Elizabeth Eyre is, factually, an elected councillor, of Worcestershire County Council. Elizabeth Eyre is Cabinet Member with Responsibility for Children and Families.
She first drifted into my social networking eye-line in a post by Mark Neary on his blog "Love, Belief and Balls" about a fine example of"carespeak" to add to his collection. Amused by the nonsense, I posted a link, as a Comment, on Andrew Sutton's blog, who has an eye for these things, too
Explaining Worecesterhsire Councty Council's proposal to charge the families of looked after children, Elizabeth Eyre allegedly had this to say, characterising the parental charge as parents being "fully involved" and a "partnership approach":
“We believe that a child’s parents should be as fully involved as possible in all aspects of the care and wellbeing of their child and this policy is about supporting that partnership approach”.
And then I promptly thought no more of this nonsense, as being little more than midsummer madness. Until this morning, on reading in The Independent:
Tory-controlled council considers radical plans to make parents pay for children in care
Worcestershire County Council's controversial plan branded 'outrageous'
According to the article, Elizabeth Eyre had more to say:
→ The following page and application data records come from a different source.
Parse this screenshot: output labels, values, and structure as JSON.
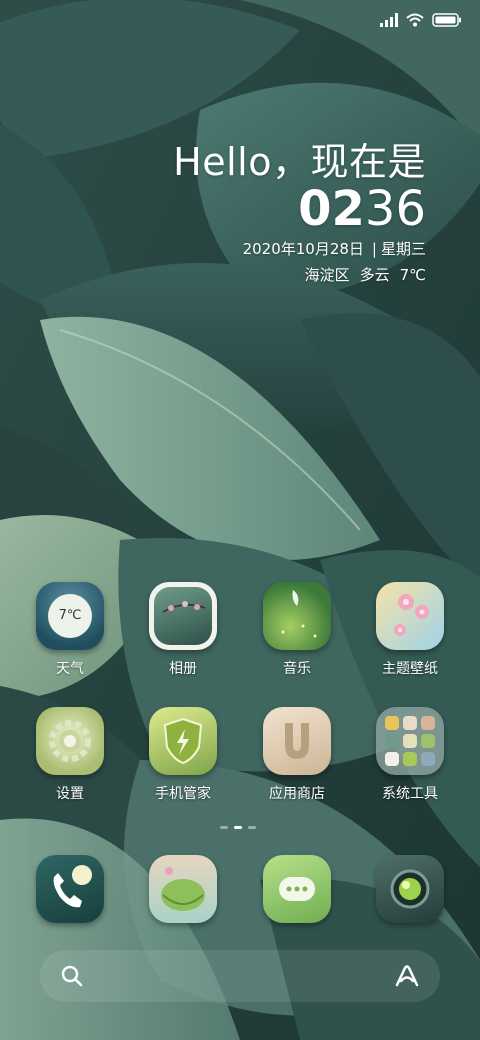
{
  "status_bar": {
    "icons": [
      "signal-icon",
      "wifi-icon",
      "battery-icon"
    ]
  },
  "clock_widget": {
    "greeting": "Hello，现在是",
    "hour": "02",
    "minute": "36",
    "date": "2020年10月28日",
    "separator": "|",
    "weekday": "星期三",
    "location": "海淀区",
    "condition": "多云",
    "temperature": "7℃"
  },
  "apps": [
    {
      "label": "天气",
      "icon": "weather-icon",
      "badge_text": "7℃"
    },
    {
      "label": "相册",
      "icon": "gallery-icon"
    },
    {
      "label": "音乐",
      "icon": "music-icon"
    },
    {
      "label": "主题壁纸",
      "icon": "themes-icon"
    },
    {
      "label": "设置",
      "icon": "settings-icon"
    },
    {
      "label": "手机管家",
      "icon": "security-icon"
    },
    {
      "label": "应用商店",
      "icon": "app-store-icon"
    },
    {
      "label": "系统工具",
      "icon": "tools-folder-icon"
    }
  ],
  "page_indicator": {
    "pages": 3,
    "current": 2
  },
  "dock": [
    {
      "icon": "phone-icon"
    },
    {
      "icon": "browser-icon"
    },
    {
      "icon": "messages-icon"
    },
    {
      "icon": "camera-icon"
    }
  ],
  "search_bar": {
    "left_icon": "search-icon",
    "right_icon": "assistant-icon"
  },
  "colors": {
    "leaf_dark": "#24413f",
    "leaf_mid": "#3f6a63",
    "leaf_light": "#7fa596",
    "text": "#ffffff"
  }
}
The councillor with responsibility for children and families, Elizabeth Eyre, told The Independent that “finance was not the issue and nothing has yet been decided.” Ms Eyre said the council were simply examining “options that could be put in social services’ toolkit.”
She said the council currently had “no mechanism” that could allow it to accept payments for families or extended who wanted to contribute to care costs.
The Independent explains that Worcestershire County Council, who are looking to make cuts in their budget of £90m over a four year period, have launched a consultation (another one of those words) on child care support stating that their future policy could mean “parents asked to contribute towards the cost of certain services provided for their child, provided they have the means to do so.”
Not just parents having to pay, says The Independent report, but their children as well, when they reach 16:
"Among the more radical proposals in the Worcestershire consultation, which will last till October, is the notion that outstanding charges could be shifted on to the child as they pass the age of 16. If they are deemed capable of paying, they would be expected to contribute".
Perhaps all this is a bit more than "carespeak"; more concerning, perhaps, than mere midsummer madness? And why should parents of disabled children be concerned? Because the luminaries of Worcestershire County Council would charge them, too, if, for some reason, their child should be taken into care.
Social care, according to the council, becomes necessary when a family is in crisis, their child has special needs, or there are concerns about child safety or well-being ...
If, like me, you are disturbinbgly reminded of the mad Cornish Councillor, Collin Brewer, who had an altogether simpler solution to the cost of the disabled, and you are tempted to think that such people are rare odd-balls, then you will not enjoy what some of our fellow citizens contribute by way of "Comment" beneath The Independent article. Some of the comments make the Cabinet Member with Responsibility for Children and Families of Worcestershire County Council quite liberal really.